The rising importance of one of the most exciting technologies in financial services – biometric authentication – has been marked by Mastercard’s European rollout of Identity Check Mobile, a payment application that allows users to authorize online purchases using fingerprints or facial recognition.
This is clearly an area with huge potential for growth and innovation, but as more and more financial institutions (FIs) jump on the biometrics bandwagon, one of the big concerns for law enforcement agencies and regulators will be the evolving threat of fraud.
‘No compromises on security’
Mastercard said Identity Check Mobile will make online shopping simpler for consumers, without compromising safety and security. The technology is designed to eliminate the need for customers to enter passwords to complete purchases, which Mastercard said can be time-consuming and sometimes results in aborted transactions. Users can verify their identity using a smartphone fingerprint scanner or via facial recognition by taking a ‘selfie’ photo.
The service was successfully trialed in the Netherlands, the US and Canada and is now being rolled out across 12 European markets, including the UK, Germany, Spain and Sweden. A phased global rollout will begin in 2017. During the trial, nine out of ten Dutch participants said they would like to permanently replace password authentication with biometrics for web purchases.
Ajay Bhalla, president of enterprise risk and security at Mastercard, said: “We are relentlessly focused on making the online payment experience near frictionless, without making any compromises on safety and security. This is a significant milestone in the evolution of payments. Shopping in person has been revolutionized thanks to advances like contactless cards, mobile payments and wearables, and now we are making Identity Check Mobile a reality for online shopping in Europe, and soon, the world.”
Staying ahead of evolving threats

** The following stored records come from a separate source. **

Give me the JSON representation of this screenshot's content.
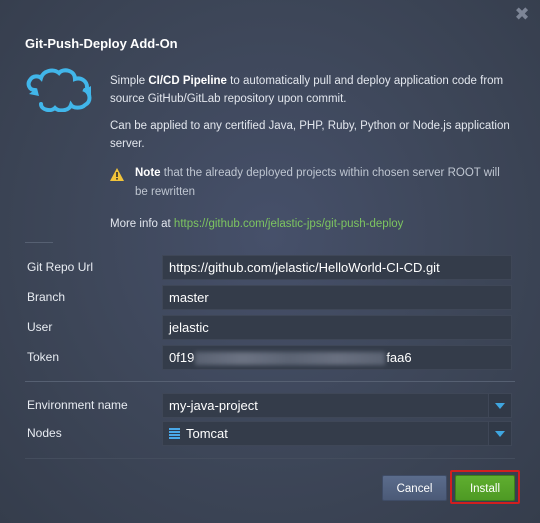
{
  "dialog": {
    "title": "Git-Push-Deploy Add-On",
    "close_glyph": "✖"
  },
  "description": {
    "line1_pre": "Simple ",
    "line1_bold": "CI/CD Pipeline",
    "line1_post": " to automatically pull and deploy application code from source GitHub/GitLab repository upon commit.",
    "line2": "Can be applied to any certified Java, PHP, Ruby, Python or Node.js application server."
  },
  "note": {
    "bold": "Note",
    "text": " that the already deployed projects within chosen server ROOT will be rewritten"
  },
  "more_info": {
    "label": "More info at ",
    "link": "https://github.com/jelastic-jps/git-push-deploy"
  },
  "form": {
    "repo_label": "Git Repo Url",
    "repo_value": "https://github.com/jelastic/HelloWorld-CI-CD.git",
    "branch_label": "Branch",
    "branch_value": "master",
    "user_label": "User",
    "user_value": "jelastic",
    "token_label": "Token",
    "token_prefix": "0f19",
    "token_suffix": "faa6",
    "env_label": "Environment name",
    "env_value": "my-java-project",
    "nodes_label": "Nodes",
    "nodes_value": "Tomcat"
  },
  "buttons": {
    "cancel": "Cancel",
    "install": "Install"
  },
  "colors": {
    "accent_link": "#7dc560",
    "install_green": "#5fae2f",
    "highlight_red": "#d11f1f",
    "dropdown_arrow": "#3fa6e0"
  },
  "icons": {
    "logo": "cloud-sync-icon",
    "warning": "warning-icon",
    "close": "close-icon",
    "node": "tomcat-icon"
  }
}
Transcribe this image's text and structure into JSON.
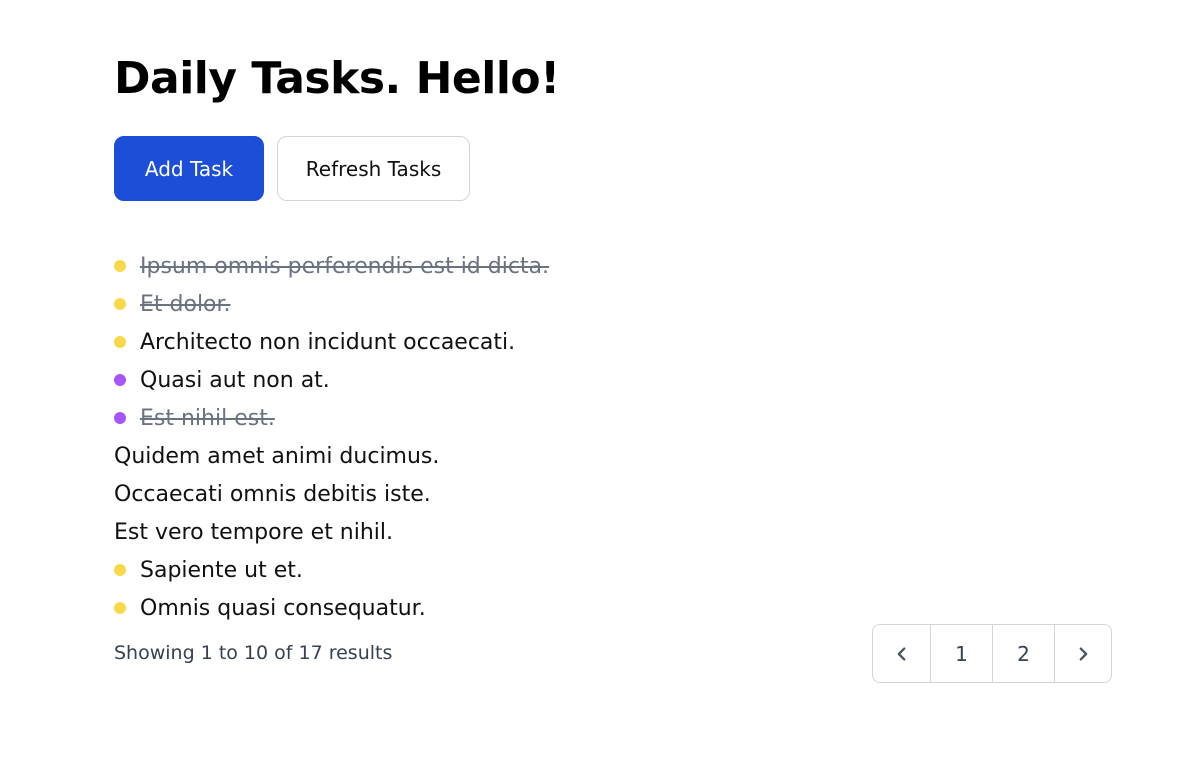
{
  "page": {
    "title": "Daily Tasks. Hello!"
  },
  "actions": {
    "add_label": "Add Task",
    "refresh_label": "Refresh Tasks"
  },
  "tasks": [
    {
      "text": "Ipsum omnis perferendis est id dicta.",
      "dot": "yellow",
      "done": true
    },
    {
      "text": "Et dolor.",
      "dot": "yellow",
      "done": true
    },
    {
      "text": "Architecto non incidunt occaecati.",
      "dot": "yellow",
      "done": false
    },
    {
      "text": "Quasi aut non at.",
      "dot": "purple",
      "done": false
    },
    {
      "text": "Est nihil est.",
      "dot": "purple",
      "done": true
    },
    {
      "text": "Quidem amet animi ducimus.",
      "dot": null,
      "done": false
    },
    {
      "text": "Occaecati omnis debitis iste.",
      "dot": null,
      "done": false
    },
    {
      "text": "Est vero tempore et nihil.",
      "dot": null,
      "done": false
    },
    {
      "text": "Sapiente ut et.",
      "dot": "yellow",
      "done": false
    },
    {
      "text": "Omnis quasi consequatur.",
      "dot": "yellow",
      "done": false
    }
  ],
  "pagination": {
    "summary": "Showing 1 to 10 of 17 results",
    "pages": [
      "1",
      "2"
    ],
    "prev_icon": "chevron-left-icon",
    "next_icon": "chevron-right-icon"
  },
  "colors": {
    "primary": "#1d4ed8",
    "dot_yellow": "#f9d94a",
    "dot_purple": "#a855f7",
    "done_text": "#6b7280"
  }
}
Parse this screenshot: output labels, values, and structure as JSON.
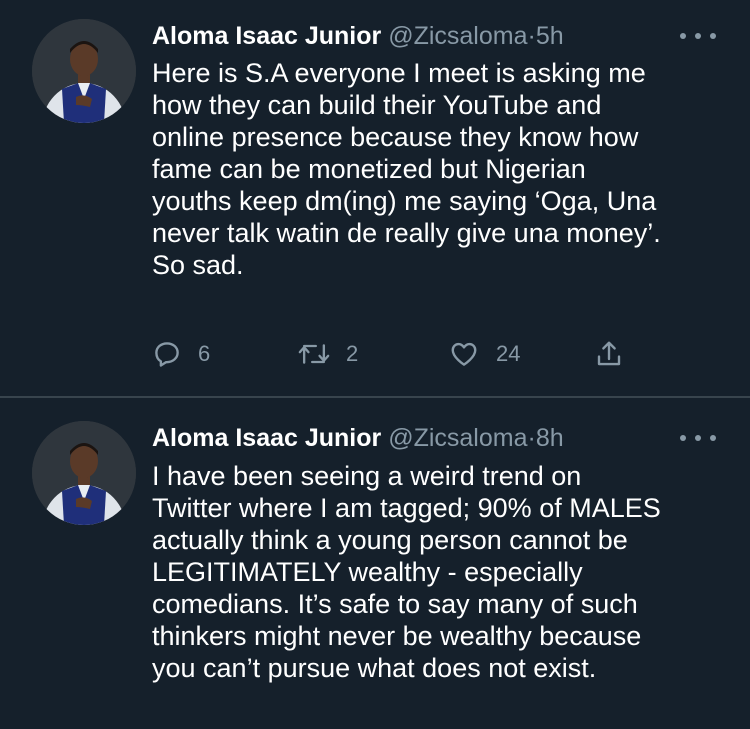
{
  "tweets": [
    {
      "display_name": "Aloma Isaac Junior",
      "handle": "@Zicsaloma",
      "separator": "·",
      "time": "5h",
      "text_lines": [
        "Here is S.A everyone I meet is asking me",
        "how they can build their YouTube and",
        "online presence because they know how",
        "fame can be monetized but Nigerian",
        "youths keep dm(ing) me saying ‘Oga, Una",
        "never talk watin de really give una money’.",
        "So sad."
      ],
      "replies": "6",
      "retweets": "2",
      "likes": "24"
    },
    {
      "display_name": "Aloma Isaac Junior",
      "handle": "@Zicsaloma",
      "separator": "·",
      "time": "8h",
      "text_lines": [
        "I have been seeing a weird trend on",
        "Twitter where I am tagged; 90% of MALES",
        "actually think a young person cannot  be",
        "LEGITIMATELY wealthy - especially",
        "comedians. It’s safe to say many of such",
        "thinkers might never be wealthy because",
        "you can’t pursue what does not exist."
      ]
    }
  ],
  "colors": {
    "background": "#15202b",
    "primary_text": "#ffffff",
    "secondary_text": "#8899a6",
    "divider": "#38444d"
  },
  "icons": [
    "more-icon",
    "reply-icon",
    "retweet-icon",
    "like-icon",
    "share-icon"
  ]
}
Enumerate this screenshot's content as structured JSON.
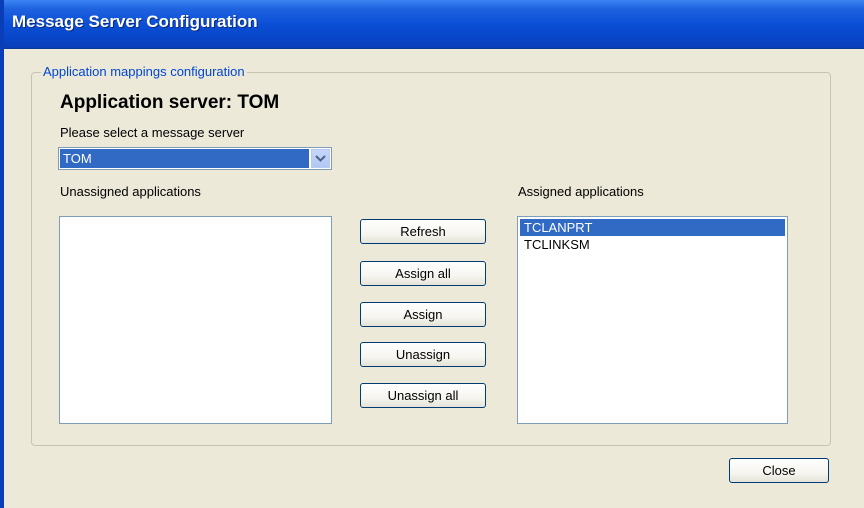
{
  "window": {
    "title": "Message Server Configuration"
  },
  "group": {
    "legend": "Application mappings configuration",
    "heading": "Application server: TOM",
    "select_label": "Please select a message server",
    "server_select": {
      "value": "TOM"
    }
  },
  "unassigned": {
    "label": "Unassigned applications",
    "items": []
  },
  "assigned": {
    "label": "Assigned applications",
    "items": [
      "TCLANPRT",
      "TCLINKSM"
    ],
    "selected_index": 0
  },
  "buttons": {
    "refresh": "Refresh",
    "assign_all": "Assign all",
    "assign": "Assign",
    "unassign": "Unassign",
    "unassign_all": "Unassign all",
    "close": "Close"
  },
  "colors": {
    "title_blue": "#0a4fd6",
    "selection": "#316ac5",
    "legend_blue": "#0046d5"
  },
  "icons": {
    "dropdown": "chevron-down-icon"
  }
}
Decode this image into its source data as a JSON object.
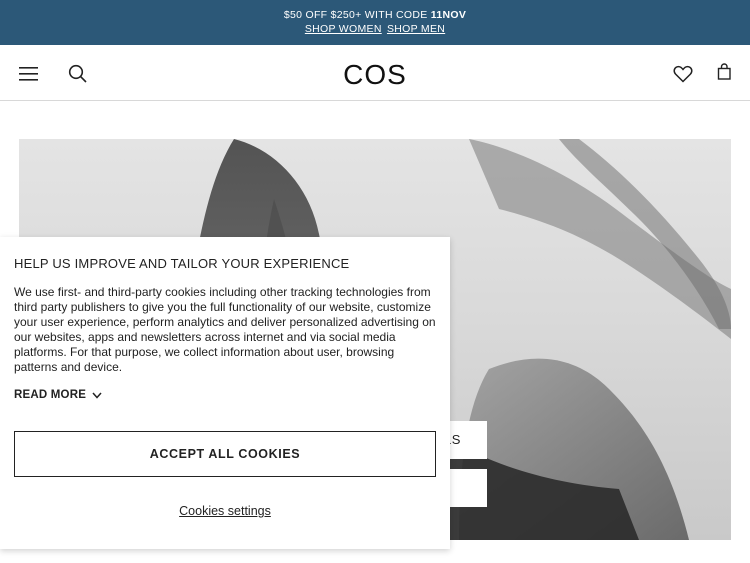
{
  "promo": {
    "text": "$50 OFF $250+ WITH CODE ",
    "code": "11NOV",
    "link_women": "SHOP WOMEN",
    "link_men": "SHOP MEN"
  },
  "header": {
    "logo": "COS",
    "icons": [
      "menu-icon",
      "search-icon",
      "heart-icon",
      "bag-icon"
    ]
  },
  "hero": {
    "button_1_label": "LS",
    "button_2_label": ""
  },
  "cookie_banner": {
    "title": "HELP US IMPROVE AND TAILOR YOUR EXPERIENCE",
    "body": "We use first- and third-party cookies including other tracking technologies from third party publishers to give you the full functionality of our website, customize your user experience, perform analytics and deliver personalized advertising on our websites, apps and newsletters across internet and via social media platforms. For that purpose, we collect information about user, browsing patterns and device.",
    "read_more": "READ MORE",
    "accept_label": "ACCEPT ALL COOKIES",
    "settings_label": "Cookies settings"
  },
  "colors": {
    "promo_bg": "#2c5878",
    "text": "#222222",
    "background": "#ffffff"
  }
}
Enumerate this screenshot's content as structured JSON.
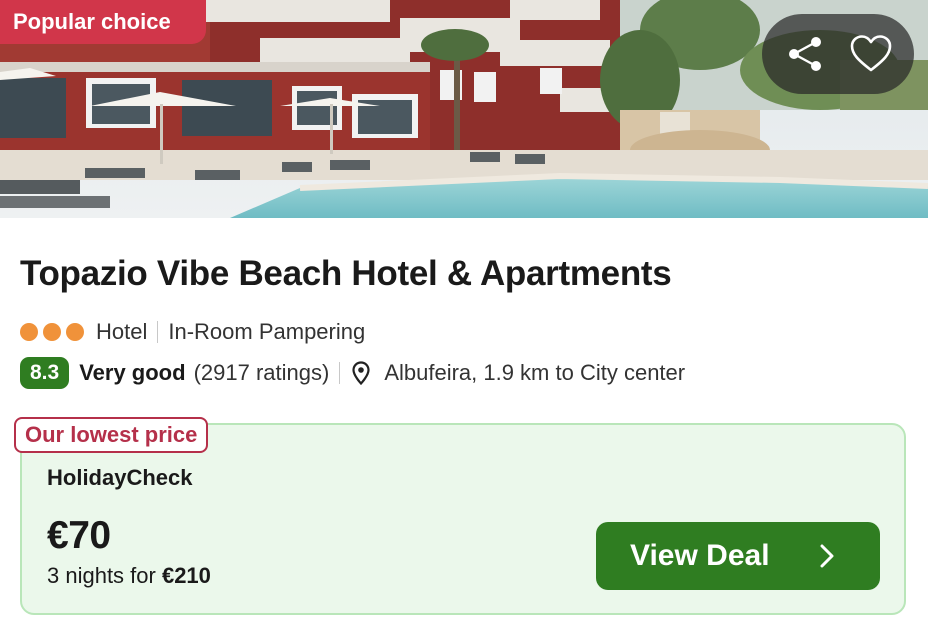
{
  "hero": {
    "badge": "Popular choice",
    "actions": [
      {
        "icon": "share-icon"
      },
      {
        "icon": "heart-icon"
      }
    ]
  },
  "hotel": {
    "name": "Topazio Vibe Beach Hotel & Apartments",
    "stars": 3,
    "type": "Hotel",
    "feature": "In-Room Pampering",
    "score": "8.3",
    "verdict": "Very good",
    "ratings": "(2917 ratings)",
    "location": "Albufeira, 1.9 km to City center"
  },
  "deal": {
    "tag": "Our lowest price",
    "provider": "HolidayCheck",
    "price": "€70",
    "nights_prefix": "3 nights for ",
    "total": "€210",
    "button_label": "View Deal"
  },
  "colors": {
    "badge": "#d1364a",
    "accent_green": "#2f7d21",
    "star_orange": "#f0923a",
    "tag_red": "#b5304a",
    "card_bg": "#ebf8eb"
  }
}
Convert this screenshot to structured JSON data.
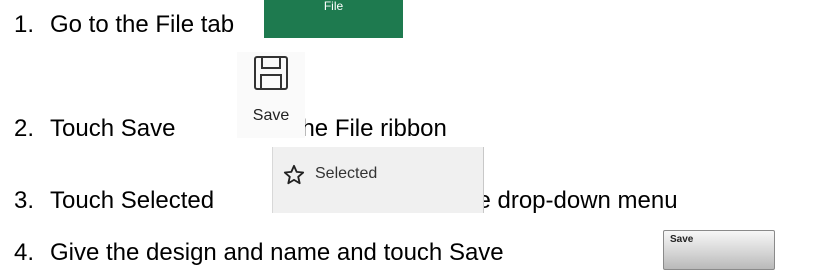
{
  "steps": [
    {
      "number": "1.",
      "text_before": "Go to the File tab",
      "text_after": ""
    },
    {
      "number": "2.",
      "text_before": "Touch Save",
      "text_after": "on the File ribbon"
    },
    {
      "number": "3.",
      "text_before": "Touch Selected",
      "text_after": "in the drop-down menu"
    },
    {
      "number": "4.",
      "text_before": "Give the design and name and touch Save",
      "text_after": ""
    }
  ],
  "file_tab": {
    "label": "File",
    "color": "#1e7a4f"
  },
  "save_ribbon": {
    "label": "Save",
    "icon": "floppy-disk-icon"
  },
  "selected_item": {
    "label": "Selected",
    "icon": "star-outline-icon"
  },
  "save_button": {
    "label": "Save"
  }
}
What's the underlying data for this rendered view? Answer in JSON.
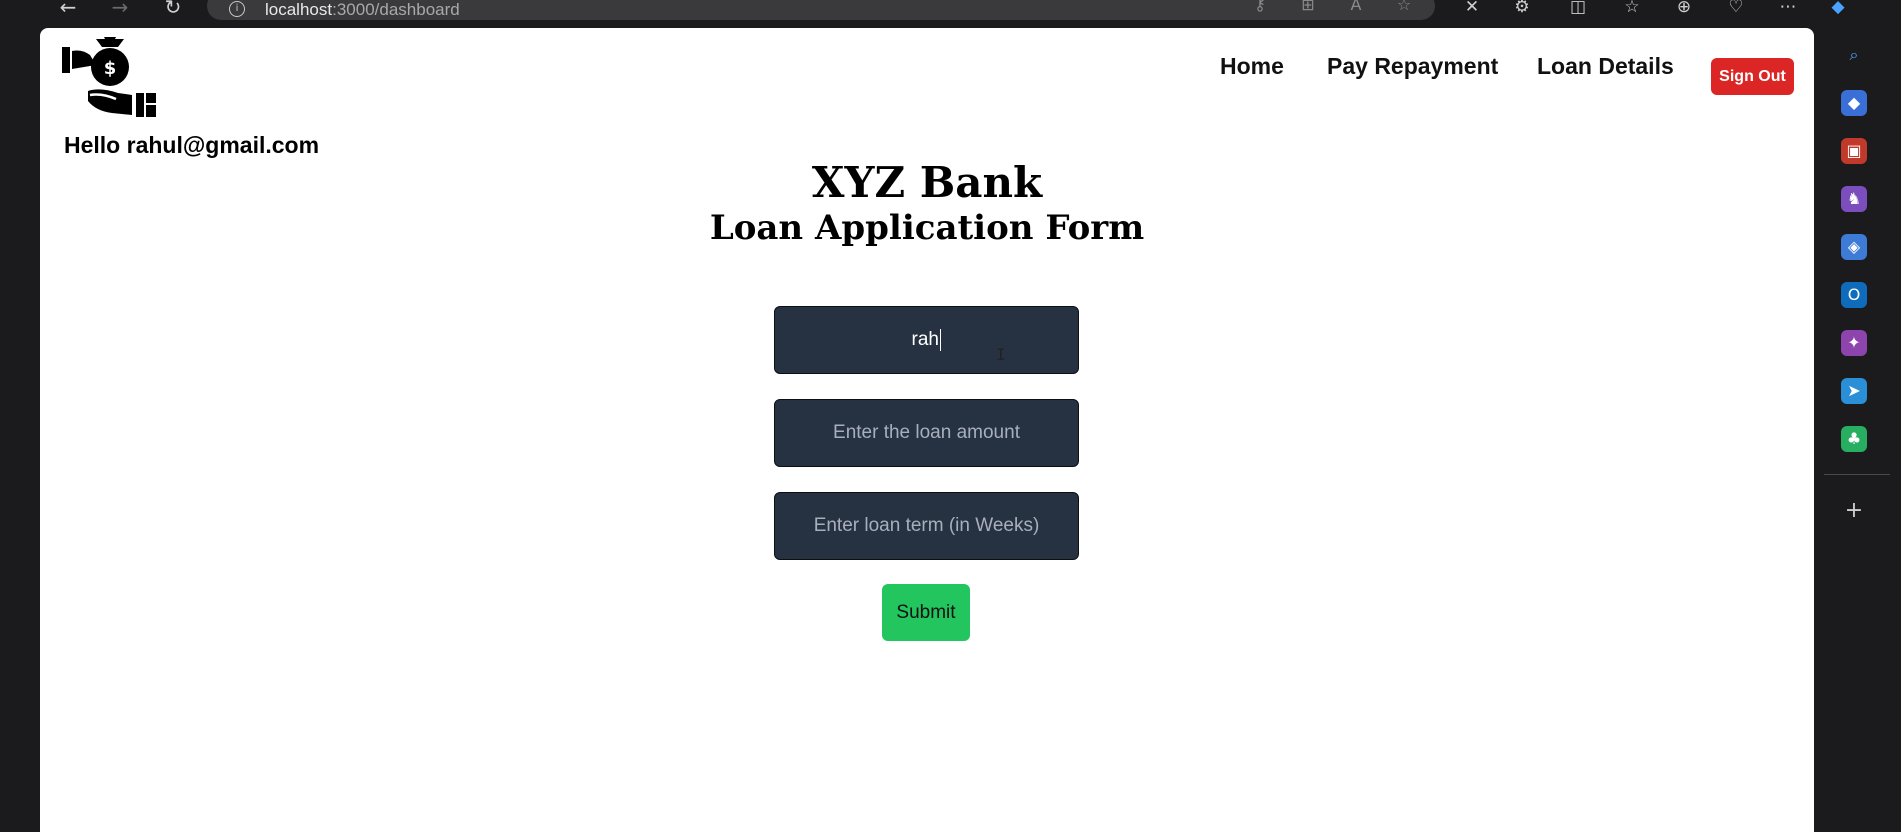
{
  "browser": {
    "url_host": "localhost",
    "url_path": ":3000/dashboard",
    "back_icon": "arrow-left-icon",
    "forward_icon": "arrow-right-icon",
    "reload_icon": "reload-icon"
  },
  "header": {
    "greeting": "Hello rahul@gmail.com",
    "nav": {
      "home": "Home",
      "pay_repayment": "Pay Repayment",
      "loan_details": "Loan Details"
    },
    "signout_label": "Sign Out",
    "signout_color": "#dc2626"
  },
  "main": {
    "title": "XYZ Bank",
    "subtitle": "Loan Application Form",
    "name_value": "rah",
    "amount_placeholder": "Enter the loan amount",
    "term_placeholder": "Enter loan term (in Weeks)",
    "submit_label": "Submit",
    "submit_color": "#22c55e",
    "field_color": "#263142"
  },
  "sidebar": {
    "icons": [
      "search-icon",
      "tag-icon",
      "briefcase-icon",
      "chess-icon",
      "copilot-icon",
      "outlook-icon",
      "puzzle-icon",
      "send-icon",
      "tree-icon",
      "add-icon"
    ]
  }
}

It’s crucial to remember that, as security-focused technology evolves, so do the methods used by criminals and so must the safeguards put in place to protect customers and their sensitive data.
The potential security risk of increased use of biometric authentication in financial services was recently highlighted by Andrew Tyrie, chair of the UK government’s Treasury Select Committee, in an open letter to Sam Woods, chief executive of the Prudential Regulation Authority. The committee has heard evidence suggesting that biometric data can be “relatively easily obtained by fraudsters”.
Mr Tyrie wrote: “By definition, even when compromised, biometrics cannot be changed by the customer. If so, banks – and regulators – will need to plan for what they will do if customer biometric details are lost and/or illegally obtained by third parties. They will also need to consider how affected customers would be compensated.”
According to recent research by cyber security firm Kaspersky Lab, criminals are already selling biometric skimmers with the capability to steal ATM users’ fingerprints, while devices that can steal data from palm vein and iris recognition systems are in development.
While these are very real threats, it’s unlikely that they will stem the growth of biometric authentication in financial services over the coming years. According to market research solution Reportlinker, this sector will deliver global revenue of $2.2 billion by 2024, up from $126 million last year.
Rather than letting the threat of fraud discourage the adoption and expansion of the latest technologies, FIs, regulatory bodies and third-party service providers must challenge themselves to be quicker and cleverer than the criminals, constantly staying one step ahead of those who pose a risk to the law-abiding public.